Regardless of the specific technique Anne-Lise Coste (*1973, Marignane, FR) employs in her work – whether airbrush, spray paint, lacquer, acrylic or oil – her drawings and texts, brimming with immediate and spontaneous gestures, are often reminiscent of graffiti and urban space. These compositions of simple schematic shapes and words refer, among other things, to the long history of Art Brut. Considered by the artist to represent the freedom of childhood – but also resistance – this combination of “naïve” lines and specifically referential words or symbols casts a view onto both the violence of our society and the beauty of the world.
This is reflected already in the exhibition’s title, LA LA CUNT: in an ambiguous, poetic way, it provides a preview of what is on view. The title refers to the slightly kitschy, Oscar-winning Hollywood musical La La Land (2016), and links it to a pejorative term for women.
The first work one encounters at the entrance is already a direct reference to this struggle between power, gender and poetry: Poème, Pute, Police. The three spray-painted words, written with a hasty hand on a found window, at first read like an alliteration, but they also directly express the tension between violence and beauty.
A certain play within the combining of words sits at the center of Anne Lise Coste’s work. The 54 canvases of Poème de la Douleur (Poem of Pain) each bear a single spray-painted word, and as the title suggests, can be read like a poem.

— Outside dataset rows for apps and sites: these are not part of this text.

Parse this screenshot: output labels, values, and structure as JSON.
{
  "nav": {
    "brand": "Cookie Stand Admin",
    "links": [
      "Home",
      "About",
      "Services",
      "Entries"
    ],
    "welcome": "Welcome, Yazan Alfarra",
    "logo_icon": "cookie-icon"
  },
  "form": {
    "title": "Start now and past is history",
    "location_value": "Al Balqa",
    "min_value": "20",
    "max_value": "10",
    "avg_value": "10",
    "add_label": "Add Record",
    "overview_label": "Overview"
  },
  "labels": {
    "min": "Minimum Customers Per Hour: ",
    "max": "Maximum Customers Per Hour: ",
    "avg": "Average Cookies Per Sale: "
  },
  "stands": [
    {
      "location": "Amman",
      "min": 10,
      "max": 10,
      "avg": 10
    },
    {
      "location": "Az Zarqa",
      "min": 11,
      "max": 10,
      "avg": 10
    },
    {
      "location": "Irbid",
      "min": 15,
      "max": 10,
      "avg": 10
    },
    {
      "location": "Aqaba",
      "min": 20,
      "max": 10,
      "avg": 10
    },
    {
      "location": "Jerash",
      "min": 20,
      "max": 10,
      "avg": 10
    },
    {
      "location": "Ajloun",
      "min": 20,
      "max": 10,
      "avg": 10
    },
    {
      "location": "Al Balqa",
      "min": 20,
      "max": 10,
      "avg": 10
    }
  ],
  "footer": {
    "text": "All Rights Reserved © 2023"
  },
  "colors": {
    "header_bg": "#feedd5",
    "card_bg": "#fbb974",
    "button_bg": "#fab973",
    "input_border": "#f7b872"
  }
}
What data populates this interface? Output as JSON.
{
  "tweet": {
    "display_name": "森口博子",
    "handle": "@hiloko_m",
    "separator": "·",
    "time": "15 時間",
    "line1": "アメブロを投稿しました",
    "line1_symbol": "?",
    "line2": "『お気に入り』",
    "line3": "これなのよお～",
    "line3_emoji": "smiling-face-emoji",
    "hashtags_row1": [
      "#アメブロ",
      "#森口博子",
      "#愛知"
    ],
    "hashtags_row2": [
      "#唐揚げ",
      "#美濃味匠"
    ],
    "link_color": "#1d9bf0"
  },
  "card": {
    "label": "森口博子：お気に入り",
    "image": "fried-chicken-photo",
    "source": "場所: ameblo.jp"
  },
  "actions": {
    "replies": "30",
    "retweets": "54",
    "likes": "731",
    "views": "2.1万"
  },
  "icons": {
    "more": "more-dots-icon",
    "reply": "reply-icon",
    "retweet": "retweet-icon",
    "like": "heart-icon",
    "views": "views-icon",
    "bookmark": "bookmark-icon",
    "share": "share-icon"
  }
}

Meaning arises – and changes – according to the combination of words, while also depending on the pace in which one walks by or their attention paid while doing so. Strung in a row across the gallery’s floor, the words draw a line like Constantin Brancusi’s Infinite Column, dividing the space into two halves – perhaps a reference to the conflict between specific terms and their potential for varied ascriptions in determining meaning.
Photos by Simon Vogel, Dortmunder Kunstverein, 2020